In my work as a psychoanalyst I spend much of my time in areas of experience that tend to be de-stabilizing to our sense of personal integrity and unity. I am speaking here of those times when emotion overwhelms us, disrupting our sense of being oneself and ushering in feeling states that cause a disturbance at the very core of who we are, altering our sense of self and our very reality. Literally breaking apart our ability to think clearly and undermining our sense of stability. Think of them as personal earthquakes, shaking up the structure of who we know ourselves to be and through their reverberations, ushering in parts of ourselves that belong to our personal history and the relationships that make up that history. Seismic activity that resonates with implicit knowledge that continues to reverberate within us and comes to the surface under specific circumstances that trigger it anew. What is this dark magic?

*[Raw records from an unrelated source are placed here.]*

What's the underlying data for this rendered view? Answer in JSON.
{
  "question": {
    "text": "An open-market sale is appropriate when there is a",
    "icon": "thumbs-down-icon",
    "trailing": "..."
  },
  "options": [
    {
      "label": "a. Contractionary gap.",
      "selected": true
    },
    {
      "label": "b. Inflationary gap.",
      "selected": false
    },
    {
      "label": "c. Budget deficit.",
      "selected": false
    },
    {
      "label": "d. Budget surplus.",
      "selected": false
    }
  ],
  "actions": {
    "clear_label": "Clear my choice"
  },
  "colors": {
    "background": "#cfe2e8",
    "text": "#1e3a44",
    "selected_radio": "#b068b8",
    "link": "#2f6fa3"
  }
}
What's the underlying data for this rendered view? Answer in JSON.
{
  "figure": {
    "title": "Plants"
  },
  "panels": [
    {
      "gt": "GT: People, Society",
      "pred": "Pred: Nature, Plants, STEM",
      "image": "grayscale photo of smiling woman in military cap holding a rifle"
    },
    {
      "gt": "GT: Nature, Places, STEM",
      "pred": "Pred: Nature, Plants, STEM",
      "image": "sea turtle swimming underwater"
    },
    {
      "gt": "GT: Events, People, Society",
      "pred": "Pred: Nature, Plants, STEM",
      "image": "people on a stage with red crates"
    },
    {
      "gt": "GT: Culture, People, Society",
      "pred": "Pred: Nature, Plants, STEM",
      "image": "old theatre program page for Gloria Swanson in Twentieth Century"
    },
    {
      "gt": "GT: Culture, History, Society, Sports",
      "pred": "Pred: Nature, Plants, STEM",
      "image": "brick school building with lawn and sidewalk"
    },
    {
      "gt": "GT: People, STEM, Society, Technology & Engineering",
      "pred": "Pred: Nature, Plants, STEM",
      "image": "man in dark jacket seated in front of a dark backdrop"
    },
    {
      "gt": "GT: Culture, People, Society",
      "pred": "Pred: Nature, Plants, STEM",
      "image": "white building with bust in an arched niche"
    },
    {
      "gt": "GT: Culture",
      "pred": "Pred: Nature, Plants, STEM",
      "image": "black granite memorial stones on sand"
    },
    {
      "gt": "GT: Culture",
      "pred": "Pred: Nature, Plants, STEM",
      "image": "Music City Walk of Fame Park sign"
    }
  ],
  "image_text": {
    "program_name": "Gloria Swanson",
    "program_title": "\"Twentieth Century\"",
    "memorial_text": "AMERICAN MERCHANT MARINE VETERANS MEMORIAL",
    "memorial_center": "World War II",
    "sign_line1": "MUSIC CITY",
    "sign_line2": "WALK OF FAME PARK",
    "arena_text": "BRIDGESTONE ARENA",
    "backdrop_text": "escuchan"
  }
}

We are talking here of emotional experience that remains unprocessed yet is known to us in its felt reality and may come about through our interactions with others, often particular others that speak the language of those particular emotions and re-mobilize them in interaction with us. As a psychoanalyst I have many words for such experiences: regression, transference, countertransference, enactments- to name a few. Such words make it simpler to identify those moments in treatment but they do not help in the actual processing of the experience. That has to happen relationally. At those times both my patient and I are surfing in the heart of a massive wave, negotiating it together on our surfboard, or more to the point- on the couch. Today’s post is about the experience of being overwhelmed and flooded by emotional information that remains at the core of who we are yet cannot be processed in its original relationship or interaction- it requires a new relational experience that offers a potential new outcome. In my book, this is what psychotherapy is all about.
The experience of personal de-stabilization is now well documented in the neuropsychological literature. Particular emotions mobilize specific neuro-transmitters in our brain, re-activating psychic solutions that are aimed at optimizing survival and re-stabilizing us. From a neurobiological viewpoint it is all about the return to homeostasis. However, from a psychological point of view emotional stability (and our sense of oneness) requires that we connect the emotions we are feeling to the knowledge that we have accumulated, bridging the divide created by the original emotional upheaval. It requires that we experience a different outcome within a relationship. This is because emotions are encoded relationally and can only be understood, processed and integrated interactively – through an ongoing negotiation with another.
In order for emotions and affect to be contained, understood and processed, mutual emotional regulation is needed- something that begins with our caretakers and continues throughout our lifetime in our relationships to others. To be able to self-regulate we must first have the opportunity to interact with another that helps us to process affective experience and wards off potential overload while engaging with us, or at least helps to mediate such overload. In childhood, what is potentially traumatic involves developmental milestones and their concomitant emotions and how they are negotiated (or not) in the parent/child dyad. Self -regulation is a process that is initiated dyadically and assimilated and internalized as the result of such ongoing dyadic interactions. Where such dyadic mediation has failed, because of parental limitations, absence, neglect, or abuse, affect resides in its raw experiential form and can therefore return with potent aftershocks. And all of this shapes our brain and nervous system, which then impacts our ability to negotiate relationships and intimacy in our life.
The language of affect resides in implicit memory. That part of us that knows, senses, intuits and responds from the inside. The part of us that responds from what is known, but yet to be processed by thought and language. Yet to be integrated into consciousness. But there. Much like the rumblings of an earthquake rearranging the grounding plates and creating seismic activity, that language can be activated by tone of voice, a particular look or movement, a familiar smell, a sound, or a specific interaction or circumstance. All triggers that set off our internal alarm system as we experience the internal quake. It can feel like a personal disaster. Hit 9 on the Richter scale. Yet it also creates the opportunity for change.
And for reparation.
First published on Dr. Ceccoli’s blog, Out of My Mind, on February 11, 2013.